The mother of a young hockey player allegedly tripped by an opposing team’s coach says he should be banned from coaching any children’s sports.

“It was a disgusting game at the end,” said Elizabeth, the mother of one of two Richmond Steel minor hockey players who were allegedly tripped by UBC Hornets coach Martin Tremblay.

The tripping followed the gold-medal match of the University of British Columbia spring hockey league, where the Hornets beat the Richmond Steel 5-4. The incident was caught on camera and uploaded online. It has since gone viral.

The video shows Tremblay shaking the goalie’s hand and then skipping the rest of the players, before apparently sticking his foot out in front of the 13-year-old Steel player who is second-last in line.

Tremblay said the tripping was an accident, but parents called police.

After the players fell, the video shows a Hornets player throwing a water bottle at the glass. It also shows Tremblay pointing his middle finger at the glass.

While Elizabeth’s son Michael, 12, wasn’t injured, the other 13-year-old player suffered a broken wrist.

Elizabeth told CTV British Columbia that Tremblay should be fined for his behaviour.

“He picked the wrong career.”

However, one parent says the video doesn't tell the whole story.

According to Ashley Page, the game was surprisingly heated for an informal spring league.

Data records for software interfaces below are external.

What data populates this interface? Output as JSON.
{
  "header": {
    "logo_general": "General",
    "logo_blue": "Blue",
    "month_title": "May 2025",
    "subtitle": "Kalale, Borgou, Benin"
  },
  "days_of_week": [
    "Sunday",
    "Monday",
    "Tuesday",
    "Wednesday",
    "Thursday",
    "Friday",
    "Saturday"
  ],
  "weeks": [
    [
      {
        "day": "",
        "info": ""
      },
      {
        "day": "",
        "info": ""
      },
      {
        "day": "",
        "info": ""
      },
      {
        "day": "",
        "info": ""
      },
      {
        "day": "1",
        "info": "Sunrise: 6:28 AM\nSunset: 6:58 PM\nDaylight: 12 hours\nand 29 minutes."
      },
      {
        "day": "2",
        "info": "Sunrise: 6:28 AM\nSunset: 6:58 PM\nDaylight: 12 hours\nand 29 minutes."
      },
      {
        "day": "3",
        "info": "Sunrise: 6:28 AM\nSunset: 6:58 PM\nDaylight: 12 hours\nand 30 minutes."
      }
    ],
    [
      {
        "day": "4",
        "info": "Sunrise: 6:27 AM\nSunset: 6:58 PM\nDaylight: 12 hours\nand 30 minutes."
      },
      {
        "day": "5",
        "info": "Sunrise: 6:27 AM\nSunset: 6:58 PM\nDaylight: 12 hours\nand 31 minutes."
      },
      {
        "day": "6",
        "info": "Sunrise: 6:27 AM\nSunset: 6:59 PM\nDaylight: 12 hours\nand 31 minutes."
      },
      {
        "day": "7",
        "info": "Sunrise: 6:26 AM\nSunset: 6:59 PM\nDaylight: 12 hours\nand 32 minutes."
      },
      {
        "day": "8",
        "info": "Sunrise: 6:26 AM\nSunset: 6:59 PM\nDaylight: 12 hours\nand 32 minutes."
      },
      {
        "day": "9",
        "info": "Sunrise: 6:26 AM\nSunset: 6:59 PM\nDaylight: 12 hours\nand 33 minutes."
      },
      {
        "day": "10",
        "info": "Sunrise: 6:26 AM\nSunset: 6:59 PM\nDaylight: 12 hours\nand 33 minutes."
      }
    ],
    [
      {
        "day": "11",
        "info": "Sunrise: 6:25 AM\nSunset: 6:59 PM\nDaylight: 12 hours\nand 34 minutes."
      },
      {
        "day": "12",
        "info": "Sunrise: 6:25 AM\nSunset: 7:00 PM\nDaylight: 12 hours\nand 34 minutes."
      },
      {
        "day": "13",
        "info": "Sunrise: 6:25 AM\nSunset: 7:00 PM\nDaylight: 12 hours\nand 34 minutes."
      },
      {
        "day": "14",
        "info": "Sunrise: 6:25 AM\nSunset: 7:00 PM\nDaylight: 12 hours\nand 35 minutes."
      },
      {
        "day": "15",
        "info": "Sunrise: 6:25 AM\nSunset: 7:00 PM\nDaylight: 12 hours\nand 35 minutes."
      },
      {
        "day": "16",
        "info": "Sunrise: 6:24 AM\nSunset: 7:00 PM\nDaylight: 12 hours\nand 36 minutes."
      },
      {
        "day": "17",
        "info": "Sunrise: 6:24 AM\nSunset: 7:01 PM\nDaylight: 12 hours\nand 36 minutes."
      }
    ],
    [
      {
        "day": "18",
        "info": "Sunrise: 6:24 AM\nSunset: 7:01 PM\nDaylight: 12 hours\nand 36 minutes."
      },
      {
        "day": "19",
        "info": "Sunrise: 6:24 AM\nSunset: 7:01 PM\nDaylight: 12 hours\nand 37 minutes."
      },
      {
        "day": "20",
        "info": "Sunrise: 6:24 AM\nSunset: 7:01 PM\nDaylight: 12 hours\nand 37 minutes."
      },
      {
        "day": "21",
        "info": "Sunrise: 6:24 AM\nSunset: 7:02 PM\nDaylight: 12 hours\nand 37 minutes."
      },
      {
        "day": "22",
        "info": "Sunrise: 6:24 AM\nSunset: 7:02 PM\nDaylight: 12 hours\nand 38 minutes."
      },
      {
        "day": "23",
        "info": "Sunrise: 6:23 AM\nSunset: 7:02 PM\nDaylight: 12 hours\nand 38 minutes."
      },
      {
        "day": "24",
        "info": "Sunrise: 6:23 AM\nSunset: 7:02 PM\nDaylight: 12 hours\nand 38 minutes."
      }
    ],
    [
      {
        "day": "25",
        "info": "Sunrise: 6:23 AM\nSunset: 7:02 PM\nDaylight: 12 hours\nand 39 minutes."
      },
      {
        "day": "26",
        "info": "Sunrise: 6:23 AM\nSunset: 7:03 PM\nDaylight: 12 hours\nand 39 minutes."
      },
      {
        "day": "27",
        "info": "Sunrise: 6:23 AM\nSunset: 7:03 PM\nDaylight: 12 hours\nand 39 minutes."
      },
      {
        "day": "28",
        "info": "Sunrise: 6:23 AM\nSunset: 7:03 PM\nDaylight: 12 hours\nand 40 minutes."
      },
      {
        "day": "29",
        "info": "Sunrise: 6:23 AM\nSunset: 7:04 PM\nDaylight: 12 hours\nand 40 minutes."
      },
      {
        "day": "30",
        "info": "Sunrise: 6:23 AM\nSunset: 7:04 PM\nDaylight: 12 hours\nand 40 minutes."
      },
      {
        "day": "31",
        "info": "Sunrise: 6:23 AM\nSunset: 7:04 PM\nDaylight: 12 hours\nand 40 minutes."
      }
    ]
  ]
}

She says the boy who was tripped targeted Tremblay with obscene words and gestures.

The coach instantly regretted the incident, Page says.

Coaches face this kind of pressure every day, says coaching expert Aaron Wilbur, but they need to keep some perspective.

“What coaches have to remember is that it's about the kids at that age level, and they're setting the example,” Wilbur says.

The RCMP said they are interviewing parents and coaches from both teams and that charges against Tremblay are pending.

“Ultimately, at the end of the day, we’re looking at charges of assault, and possibly assault causing bodily harm, depending on the injuries and where our investigation take us,” said Sgt. Paulena Gidda.

Dion DeMarco of the Vancouver Minor Hockey Association said Tremblay won’t be coaching for the league anytime soon.

“I know our president for the Vancouver Minor Hockey Association has suspended him and they’re going to have an emergency meeting over it,” he said. “The guy kind of snapped and it was totally unacceptable.”

Criminal Lawyer Michael Shapray told CTV British Columbia this incident differs from other criminal law cases that are typically seen in hockey.

“A lot of cases are issues of whether or not the people participating have consented to the activity. So how far can you go with body checking or fighting or whatever else happens during the game,” he said. “This incident didn’t happen during the game. This incident happened after the game during the traditional handshake.”

With a report from CTV British Columbia’s Shannon Paterson and Penny Daflos, and CTV News Vancoouver’s Jon Woodward.